Would you reproduce each line below exactly, leaving every picture out?

——

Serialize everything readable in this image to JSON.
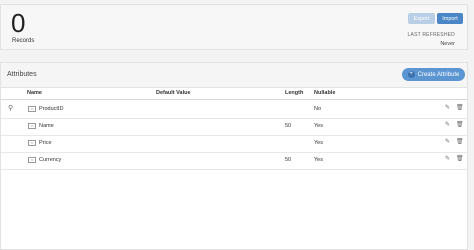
{
  "summary": {
    "count": "0",
    "records_label": "Records",
    "export_label": "Export",
    "import_label": "Import",
    "last_refreshed_label": "LAST REFRESHED",
    "last_refreshed_value": "Never"
  },
  "attributes": {
    "title": "Attributes",
    "create_label": "Create Attribute",
    "columns": {
      "name": "Name",
      "default_value": "Default Value",
      "length": "Length",
      "nullable": "Nullable"
    },
    "rows": [
      {
        "name": "ProductID",
        "default_value": "",
        "length": "",
        "nullable": "No",
        "is_key": true,
        "type_icon": "id-icon"
      },
      {
        "name": "Name",
        "default_value": "",
        "length": "50",
        "nullable": "Yes",
        "is_key": false,
        "type_icon": "text-icon"
      },
      {
        "name": "Price",
        "default_value": "",
        "length": "",
        "nullable": "Yes",
        "is_key": false,
        "type_icon": "number-icon"
      },
      {
        "name": "Currency",
        "default_value": "",
        "length": "50",
        "nullable": "Yes",
        "is_key": false,
        "type_icon": "text-icon"
      }
    ]
  },
  "colors": {
    "primary": "#4a86c5",
    "primary_disabled": "#b8cfe6",
    "create_button": "#5b95d2"
  }
}
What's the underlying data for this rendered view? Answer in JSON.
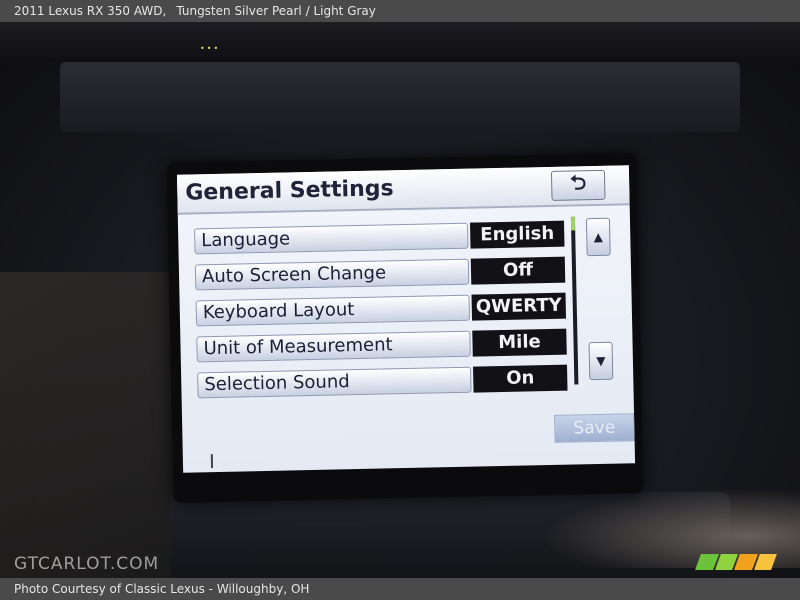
{
  "caption": {
    "vehicle": "2011 Lexus RX 350 AWD,",
    "colors": "Tungsten Silver Pearl / Light Gray"
  },
  "footer": {
    "credit": "Photo Courtesy of Classic Lexus - Willoughby, OH"
  },
  "watermark": "GTCARLOT.COM",
  "screen": {
    "title": "General Settings",
    "back_icon": "return-arrow",
    "rows": [
      {
        "label": "Language",
        "value": "English"
      },
      {
        "label": "Auto Screen Change",
        "value": "Off"
      },
      {
        "label": "Keyboard Layout",
        "value": "QWERTY"
      },
      {
        "label": "Unit of Measurement",
        "value": "Mile"
      },
      {
        "label": "Selection Sound",
        "value": "On"
      }
    ],
    "scroll_up_icon": "scroll-up",
    "scroll_down_icon": "scroll-down",
    "save_label": "Save"
  },
  "logo_colors": [
    "#6cc23a",
    "#8fd33e",
    "#f0a21e",
    "#f7c23c"
  ]
}
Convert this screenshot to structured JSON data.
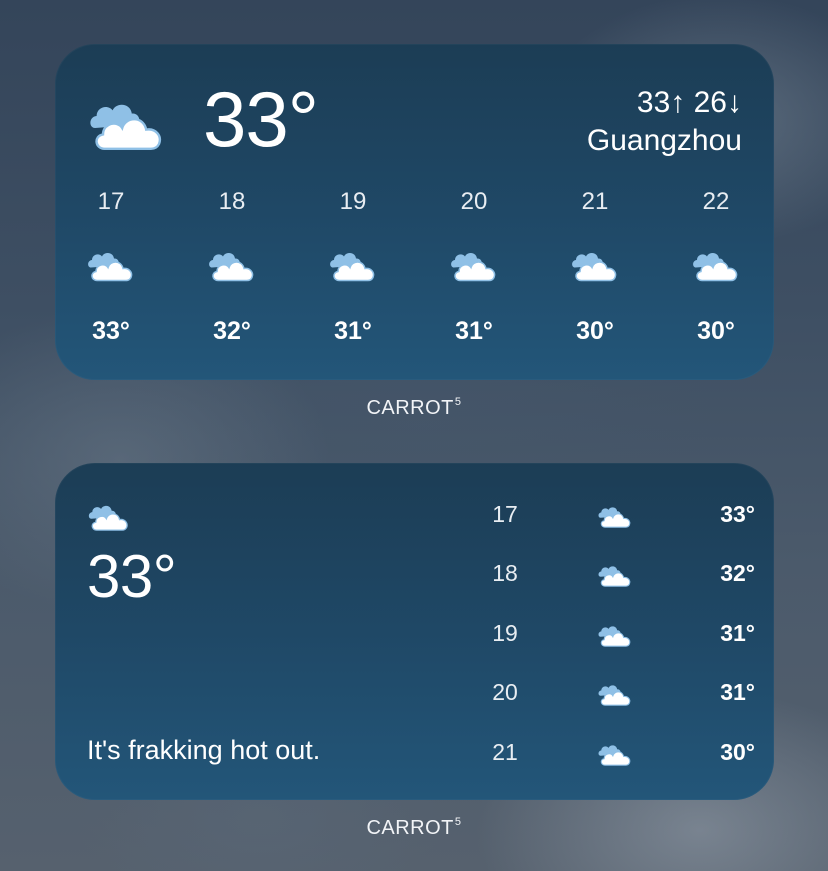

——

Task solution
Serialize everything readable in this image to JSON.
{
  "summary": {
    "count": "0",
    "records_label": "Records",
    "export_label": "Export",
    "import_label": "Import",
    "last_refreshed_label": "LAST REFRESHED",
    "last_refreshed_value": "Never"
  },
  "attributes": {
    "title": "Attributes",
    "create_label": "Create Attribute",
    "columns": {
      "name": "Name",
      "default_value": "Default Value",
      "length": "Length",
      "nullable": "Nullable"
    },
    "rows": [
      {
        "name": "ProductID",
        "default_value": "",
        "length": "",
        "nullable": "No",
        "is_key": true,
        "type_icon": "id-icon"
      },
      {
        "name": "Name",
        "default_value": "",
        "length": "50",
        "nullable": "Yes",
        "is_key": false,
        "type_icon": "text-icon"
      },
      {
        "name": "Price",
        "default_value": "",
        "length": "",
        "nullable": "Yes",
        "is_key": false,
        "type_icon": "number-icon"
      },
      {
        "name": "Currency",
        "default_value": "",
        "length": "50",
        "nullable": "Yes",
        "is_key": false,
        "type_icon": "text-icon"
      }
    ]
  },
  "colors": {
    "primary": "#4a86c5",
    "primary_disabled": "#b8cfe6",
    "create_button": "#5b95d2"
  }
}
What's the underlying data for this rendered view? Answer in JSON.
{
  "caption": {
    "vehicle": "2011 Lexus RX 350 AWD,",
    "colors": "Tungsten Silver Pearl / Light Gray"
  },
  "footer": {
    "credit": "Photo Courtesy of Classic Lexus - Willoughby, OH"
  },
  "watermark": "GTCARLOT.COM",
  "screen": {
    "title": "General Settings",
    "back_icon": "return-arrow",
    "rows": [
      {
        "label": "Language",
        "value": "English"
      },
      {
        "label": "Auto Screen Change",
        "value": "Off"
      },
      {
        "label": "Keyboard Layout",
        "value": "QWERTY"
      },
      {
        "label": "Unit of Measurement",
        "value": "Mile"
      },
      {
        "label": "Selection Sound",
        "value": "On"
      }
    ],
    "scroll_up_icon": "scroll-up",
    "scroll_down_icon": "scroll-down",
    "save_label": "Save"
  },
  "logo_colors": [
    "#6cc23a",
    "#8fd33e",
    "#f0a21e",
    "#f7c23c"
  ]
}
Convert this screenshot to structured JSON data.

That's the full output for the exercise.